On June 24, 2016, Danielle Allen and Chaebong Nam conducted a workshop for the 2016 Frontiers of Democracy Conference hosted by Tufts University in Boston, Massachusetts. Twenty-two participants joined the session not only from the United States but from South Africa, China, and Thailand. The participants had diverse expertise and experiences that contributed to the depth and breadth of the discussion. Included were educators, platform designers/online tool builders, activists/organizers, and other professionals (psychiatrists, civic consultants, and more).
Participants formed smaller groups according to their chosen principle. They subsequently discussed their own interests behind this principle and selected a case as a group. Around each case, participants further explored a series of questions, including what issues or challenges are at stake, how they relate to their chosen principle, how they can cope with rising challenges, and how the YPP Action Frame helps to break through the process.

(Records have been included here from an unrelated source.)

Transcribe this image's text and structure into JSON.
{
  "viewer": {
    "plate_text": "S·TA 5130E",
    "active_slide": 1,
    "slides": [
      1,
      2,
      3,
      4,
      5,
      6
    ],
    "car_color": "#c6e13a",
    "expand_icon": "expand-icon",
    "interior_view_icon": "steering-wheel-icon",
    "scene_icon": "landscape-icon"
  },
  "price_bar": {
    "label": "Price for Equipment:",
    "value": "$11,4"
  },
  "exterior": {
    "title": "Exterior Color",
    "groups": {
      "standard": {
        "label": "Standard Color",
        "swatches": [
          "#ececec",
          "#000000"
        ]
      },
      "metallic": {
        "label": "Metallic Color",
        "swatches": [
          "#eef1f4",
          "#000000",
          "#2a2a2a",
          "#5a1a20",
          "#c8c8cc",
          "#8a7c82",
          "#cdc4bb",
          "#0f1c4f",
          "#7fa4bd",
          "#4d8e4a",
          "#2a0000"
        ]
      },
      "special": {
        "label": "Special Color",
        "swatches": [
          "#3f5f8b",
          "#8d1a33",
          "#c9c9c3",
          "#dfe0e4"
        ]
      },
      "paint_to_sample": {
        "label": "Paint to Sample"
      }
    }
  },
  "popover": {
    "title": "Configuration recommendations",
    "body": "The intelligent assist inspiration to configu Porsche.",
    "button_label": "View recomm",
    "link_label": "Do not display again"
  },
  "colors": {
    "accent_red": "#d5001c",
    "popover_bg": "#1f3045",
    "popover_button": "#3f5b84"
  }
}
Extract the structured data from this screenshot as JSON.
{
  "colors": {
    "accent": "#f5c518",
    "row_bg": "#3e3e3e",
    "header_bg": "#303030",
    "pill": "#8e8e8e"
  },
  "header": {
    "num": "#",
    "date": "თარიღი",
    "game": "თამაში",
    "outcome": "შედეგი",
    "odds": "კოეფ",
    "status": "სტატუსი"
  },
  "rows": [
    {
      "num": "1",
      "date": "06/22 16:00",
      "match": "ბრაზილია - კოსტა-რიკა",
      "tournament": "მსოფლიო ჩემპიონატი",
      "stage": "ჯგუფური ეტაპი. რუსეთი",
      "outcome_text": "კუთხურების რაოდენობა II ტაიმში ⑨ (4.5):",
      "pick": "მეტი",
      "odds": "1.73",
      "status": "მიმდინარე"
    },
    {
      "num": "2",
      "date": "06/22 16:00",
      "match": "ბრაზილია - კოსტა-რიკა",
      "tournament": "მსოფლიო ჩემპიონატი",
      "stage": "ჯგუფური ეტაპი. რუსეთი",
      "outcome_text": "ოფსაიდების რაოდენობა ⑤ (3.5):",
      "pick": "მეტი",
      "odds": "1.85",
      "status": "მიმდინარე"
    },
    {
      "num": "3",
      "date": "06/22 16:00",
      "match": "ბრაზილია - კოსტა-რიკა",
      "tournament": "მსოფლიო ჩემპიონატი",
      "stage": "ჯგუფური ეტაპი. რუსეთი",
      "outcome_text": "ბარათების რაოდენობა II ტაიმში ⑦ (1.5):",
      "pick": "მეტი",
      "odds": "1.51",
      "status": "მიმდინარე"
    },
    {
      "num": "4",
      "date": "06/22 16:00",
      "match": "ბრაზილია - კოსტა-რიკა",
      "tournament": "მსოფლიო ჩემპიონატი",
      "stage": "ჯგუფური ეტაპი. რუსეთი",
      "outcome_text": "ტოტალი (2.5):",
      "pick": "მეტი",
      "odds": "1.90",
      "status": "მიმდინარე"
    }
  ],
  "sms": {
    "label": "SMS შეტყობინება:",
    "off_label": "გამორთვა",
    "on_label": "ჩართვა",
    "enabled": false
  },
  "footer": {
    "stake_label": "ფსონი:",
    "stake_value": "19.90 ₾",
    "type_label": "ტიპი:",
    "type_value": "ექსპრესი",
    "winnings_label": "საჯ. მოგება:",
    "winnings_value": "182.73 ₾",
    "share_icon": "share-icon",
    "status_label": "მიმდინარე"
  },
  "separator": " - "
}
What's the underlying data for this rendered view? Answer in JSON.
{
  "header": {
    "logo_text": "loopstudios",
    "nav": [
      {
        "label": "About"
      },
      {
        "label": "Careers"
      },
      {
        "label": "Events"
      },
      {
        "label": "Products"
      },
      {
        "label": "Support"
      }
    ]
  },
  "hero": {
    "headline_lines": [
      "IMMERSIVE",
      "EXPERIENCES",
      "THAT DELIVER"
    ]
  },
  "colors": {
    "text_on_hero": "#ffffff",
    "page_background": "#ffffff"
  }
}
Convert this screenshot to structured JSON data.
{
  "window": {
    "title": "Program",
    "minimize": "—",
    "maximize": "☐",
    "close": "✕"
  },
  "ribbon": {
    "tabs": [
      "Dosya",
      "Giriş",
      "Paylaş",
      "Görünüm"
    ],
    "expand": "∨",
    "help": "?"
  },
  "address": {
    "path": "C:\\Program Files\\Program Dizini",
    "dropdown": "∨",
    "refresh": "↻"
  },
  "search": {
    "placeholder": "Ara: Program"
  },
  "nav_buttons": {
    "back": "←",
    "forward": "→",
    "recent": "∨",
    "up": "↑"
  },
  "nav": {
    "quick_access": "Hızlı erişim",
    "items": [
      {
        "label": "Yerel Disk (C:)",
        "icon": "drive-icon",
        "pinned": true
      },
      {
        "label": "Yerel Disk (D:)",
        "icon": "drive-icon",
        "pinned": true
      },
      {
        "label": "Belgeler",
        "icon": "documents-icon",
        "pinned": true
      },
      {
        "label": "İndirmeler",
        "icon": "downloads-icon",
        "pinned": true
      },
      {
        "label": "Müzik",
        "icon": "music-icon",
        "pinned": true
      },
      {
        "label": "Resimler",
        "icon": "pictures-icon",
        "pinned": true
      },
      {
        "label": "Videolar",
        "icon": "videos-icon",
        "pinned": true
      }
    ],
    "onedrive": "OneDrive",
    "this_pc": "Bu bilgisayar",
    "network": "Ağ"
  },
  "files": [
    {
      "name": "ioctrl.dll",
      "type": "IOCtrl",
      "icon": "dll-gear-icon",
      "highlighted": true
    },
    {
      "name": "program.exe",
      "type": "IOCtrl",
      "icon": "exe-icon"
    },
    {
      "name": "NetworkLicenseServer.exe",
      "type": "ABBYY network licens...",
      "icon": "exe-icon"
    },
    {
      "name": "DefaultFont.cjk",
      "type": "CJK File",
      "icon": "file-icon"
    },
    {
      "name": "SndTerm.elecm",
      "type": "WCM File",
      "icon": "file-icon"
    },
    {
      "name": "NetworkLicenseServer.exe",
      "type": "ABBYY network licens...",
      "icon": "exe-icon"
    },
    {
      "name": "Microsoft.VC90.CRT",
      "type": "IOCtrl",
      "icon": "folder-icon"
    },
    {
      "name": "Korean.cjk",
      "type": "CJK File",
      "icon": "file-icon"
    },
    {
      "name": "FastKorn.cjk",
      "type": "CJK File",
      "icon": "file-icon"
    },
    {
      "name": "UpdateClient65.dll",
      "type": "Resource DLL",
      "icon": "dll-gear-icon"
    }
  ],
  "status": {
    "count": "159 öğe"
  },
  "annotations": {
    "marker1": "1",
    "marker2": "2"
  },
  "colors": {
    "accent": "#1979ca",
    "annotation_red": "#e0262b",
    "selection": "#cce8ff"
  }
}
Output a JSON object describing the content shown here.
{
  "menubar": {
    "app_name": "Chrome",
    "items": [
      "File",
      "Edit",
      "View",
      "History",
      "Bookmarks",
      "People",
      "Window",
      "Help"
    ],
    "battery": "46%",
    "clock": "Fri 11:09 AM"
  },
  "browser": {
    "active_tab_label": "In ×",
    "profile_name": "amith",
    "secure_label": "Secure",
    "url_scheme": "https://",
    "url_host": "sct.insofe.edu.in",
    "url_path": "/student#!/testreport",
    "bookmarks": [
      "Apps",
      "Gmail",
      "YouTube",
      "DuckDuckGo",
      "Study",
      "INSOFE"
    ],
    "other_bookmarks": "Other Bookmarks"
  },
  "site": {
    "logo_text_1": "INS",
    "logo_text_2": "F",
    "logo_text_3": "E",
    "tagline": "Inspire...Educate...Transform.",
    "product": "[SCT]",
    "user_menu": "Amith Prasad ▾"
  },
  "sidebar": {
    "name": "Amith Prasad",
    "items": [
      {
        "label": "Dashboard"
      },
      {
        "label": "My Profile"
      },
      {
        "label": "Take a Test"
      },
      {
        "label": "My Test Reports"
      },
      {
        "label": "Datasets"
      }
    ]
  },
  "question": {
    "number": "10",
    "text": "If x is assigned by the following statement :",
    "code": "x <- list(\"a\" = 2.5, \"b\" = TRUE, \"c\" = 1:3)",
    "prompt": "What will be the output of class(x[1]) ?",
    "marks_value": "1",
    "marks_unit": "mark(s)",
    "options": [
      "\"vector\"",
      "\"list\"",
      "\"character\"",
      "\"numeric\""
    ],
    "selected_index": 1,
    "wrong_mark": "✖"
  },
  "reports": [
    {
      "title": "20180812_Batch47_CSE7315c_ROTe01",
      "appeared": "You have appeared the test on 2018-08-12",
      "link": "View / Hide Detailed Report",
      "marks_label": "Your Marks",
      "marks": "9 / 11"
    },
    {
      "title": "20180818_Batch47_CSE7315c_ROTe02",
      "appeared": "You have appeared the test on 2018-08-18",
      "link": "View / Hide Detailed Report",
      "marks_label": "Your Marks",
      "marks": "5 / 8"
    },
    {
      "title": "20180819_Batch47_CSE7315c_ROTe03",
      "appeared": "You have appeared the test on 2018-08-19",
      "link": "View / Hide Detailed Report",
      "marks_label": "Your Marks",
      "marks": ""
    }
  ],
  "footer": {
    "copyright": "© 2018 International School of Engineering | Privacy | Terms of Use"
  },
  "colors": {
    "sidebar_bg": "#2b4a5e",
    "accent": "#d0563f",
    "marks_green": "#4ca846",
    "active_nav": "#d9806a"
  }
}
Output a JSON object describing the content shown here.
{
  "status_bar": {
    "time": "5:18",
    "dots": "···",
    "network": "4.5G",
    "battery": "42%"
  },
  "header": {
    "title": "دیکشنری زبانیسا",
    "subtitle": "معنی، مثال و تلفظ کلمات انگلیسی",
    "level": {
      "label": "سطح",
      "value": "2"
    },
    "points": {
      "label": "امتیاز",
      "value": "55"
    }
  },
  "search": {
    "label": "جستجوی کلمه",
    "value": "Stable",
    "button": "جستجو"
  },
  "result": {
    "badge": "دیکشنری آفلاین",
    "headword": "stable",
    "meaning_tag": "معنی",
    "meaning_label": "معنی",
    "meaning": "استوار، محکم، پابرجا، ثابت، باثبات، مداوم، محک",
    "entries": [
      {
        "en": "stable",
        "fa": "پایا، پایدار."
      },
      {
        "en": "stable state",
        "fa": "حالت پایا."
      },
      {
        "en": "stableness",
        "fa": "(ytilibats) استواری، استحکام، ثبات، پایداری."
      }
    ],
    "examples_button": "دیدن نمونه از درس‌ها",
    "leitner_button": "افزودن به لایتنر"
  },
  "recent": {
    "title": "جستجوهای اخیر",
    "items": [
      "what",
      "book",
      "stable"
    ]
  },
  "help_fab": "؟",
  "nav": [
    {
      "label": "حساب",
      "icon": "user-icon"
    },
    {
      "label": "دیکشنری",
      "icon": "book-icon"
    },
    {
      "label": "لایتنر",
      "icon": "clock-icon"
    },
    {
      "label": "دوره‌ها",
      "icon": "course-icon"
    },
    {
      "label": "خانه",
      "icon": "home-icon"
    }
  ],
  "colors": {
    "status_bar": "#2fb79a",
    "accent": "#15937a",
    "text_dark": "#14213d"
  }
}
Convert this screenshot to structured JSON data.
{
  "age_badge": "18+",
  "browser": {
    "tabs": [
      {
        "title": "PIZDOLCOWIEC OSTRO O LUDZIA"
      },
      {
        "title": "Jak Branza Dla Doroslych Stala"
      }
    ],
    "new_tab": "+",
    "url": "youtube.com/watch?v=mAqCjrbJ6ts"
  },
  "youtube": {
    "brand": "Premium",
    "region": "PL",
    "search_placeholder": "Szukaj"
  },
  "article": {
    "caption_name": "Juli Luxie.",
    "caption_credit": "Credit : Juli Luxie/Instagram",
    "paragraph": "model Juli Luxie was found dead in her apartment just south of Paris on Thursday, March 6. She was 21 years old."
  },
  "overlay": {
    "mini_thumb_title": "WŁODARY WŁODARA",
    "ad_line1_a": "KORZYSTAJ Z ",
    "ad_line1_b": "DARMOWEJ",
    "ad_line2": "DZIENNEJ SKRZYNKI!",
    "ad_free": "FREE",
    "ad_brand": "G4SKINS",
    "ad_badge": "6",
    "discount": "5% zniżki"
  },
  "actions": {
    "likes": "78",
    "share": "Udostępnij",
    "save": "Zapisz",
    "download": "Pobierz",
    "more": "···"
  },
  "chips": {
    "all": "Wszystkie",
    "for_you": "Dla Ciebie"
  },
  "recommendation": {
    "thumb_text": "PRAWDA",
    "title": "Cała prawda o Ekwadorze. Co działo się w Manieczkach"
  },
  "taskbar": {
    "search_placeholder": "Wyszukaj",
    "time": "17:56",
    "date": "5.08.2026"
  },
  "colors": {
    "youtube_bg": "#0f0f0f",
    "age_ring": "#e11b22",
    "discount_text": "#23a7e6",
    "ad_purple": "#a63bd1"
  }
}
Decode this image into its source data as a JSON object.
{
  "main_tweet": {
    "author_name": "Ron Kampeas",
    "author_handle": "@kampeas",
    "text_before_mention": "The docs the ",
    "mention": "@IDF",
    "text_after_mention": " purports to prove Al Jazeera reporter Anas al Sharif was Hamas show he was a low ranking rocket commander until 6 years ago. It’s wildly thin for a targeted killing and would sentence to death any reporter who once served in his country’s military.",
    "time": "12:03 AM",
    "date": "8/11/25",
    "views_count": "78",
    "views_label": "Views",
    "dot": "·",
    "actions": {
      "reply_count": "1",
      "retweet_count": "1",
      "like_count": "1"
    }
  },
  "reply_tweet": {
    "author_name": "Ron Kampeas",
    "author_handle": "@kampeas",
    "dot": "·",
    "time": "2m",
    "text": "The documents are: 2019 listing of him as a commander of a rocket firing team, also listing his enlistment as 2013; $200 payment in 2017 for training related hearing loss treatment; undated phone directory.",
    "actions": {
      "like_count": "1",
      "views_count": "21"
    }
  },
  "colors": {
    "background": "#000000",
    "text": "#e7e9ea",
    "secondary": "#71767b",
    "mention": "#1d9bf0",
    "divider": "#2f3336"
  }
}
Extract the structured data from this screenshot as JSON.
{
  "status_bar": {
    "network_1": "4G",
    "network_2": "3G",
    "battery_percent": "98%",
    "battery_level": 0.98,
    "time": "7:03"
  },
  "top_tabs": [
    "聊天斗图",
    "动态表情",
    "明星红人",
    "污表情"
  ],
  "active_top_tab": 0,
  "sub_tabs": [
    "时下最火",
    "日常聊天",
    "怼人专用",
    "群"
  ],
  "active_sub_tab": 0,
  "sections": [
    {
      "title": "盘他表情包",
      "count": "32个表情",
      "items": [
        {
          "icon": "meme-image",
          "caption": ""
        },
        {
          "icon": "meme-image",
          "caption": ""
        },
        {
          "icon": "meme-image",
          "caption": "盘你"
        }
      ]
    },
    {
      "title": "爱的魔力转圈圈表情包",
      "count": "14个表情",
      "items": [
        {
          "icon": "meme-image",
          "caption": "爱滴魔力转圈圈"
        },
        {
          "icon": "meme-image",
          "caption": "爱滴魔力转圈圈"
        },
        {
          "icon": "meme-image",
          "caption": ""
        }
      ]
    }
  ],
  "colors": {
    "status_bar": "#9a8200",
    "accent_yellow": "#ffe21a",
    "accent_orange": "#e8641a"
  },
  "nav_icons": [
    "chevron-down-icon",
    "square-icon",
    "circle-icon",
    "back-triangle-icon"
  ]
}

Assorted cases and issues were chosen. To name a few, one group from the MIT teacher education program picked a case on the topic of how to use games to make civic education morefun so that students become engaged and empowered (#1 Why does it matter?). The second group, comprised of high school teachers and a psychiatrist, pointed to the significance of transitioningfrom self to us, whether the context is political or not: The civic-political agency needs to be understood fundamentally in relationships with others and larger communities, but this awareness is not always easy to develop (#3 How do I make it about more than myself?)
Two other groups that focused on online deliberation discussed the potency and challenges of online space for deliberative capacity. Their issues involved, “Tweeting one line is better than tweeting nothing, yet how do we help people produce fruitful participations and how can we create better online discussion space?” (#7 How do you get wisdom from crowds? and #8 Does raising voices count as political action?) A group of civic engagement practitioners discussed the civic NGO’s intermediary roles and challenges in transforming scattered and individualized civic agents to networked power (#9 How do we get from voice to change?).
The goal of the workshop was to help participants connect the YPP Action Frame to their own academic and professional contexts. Many insightful questions and comments were raised in the session. Though they remain unanswered, these results enrich dissemination for us.
Some of the discussion products are displayed below. There was a dance performance as well ("How can I make it more than myself?"), which cannot be shared here, unfortunately.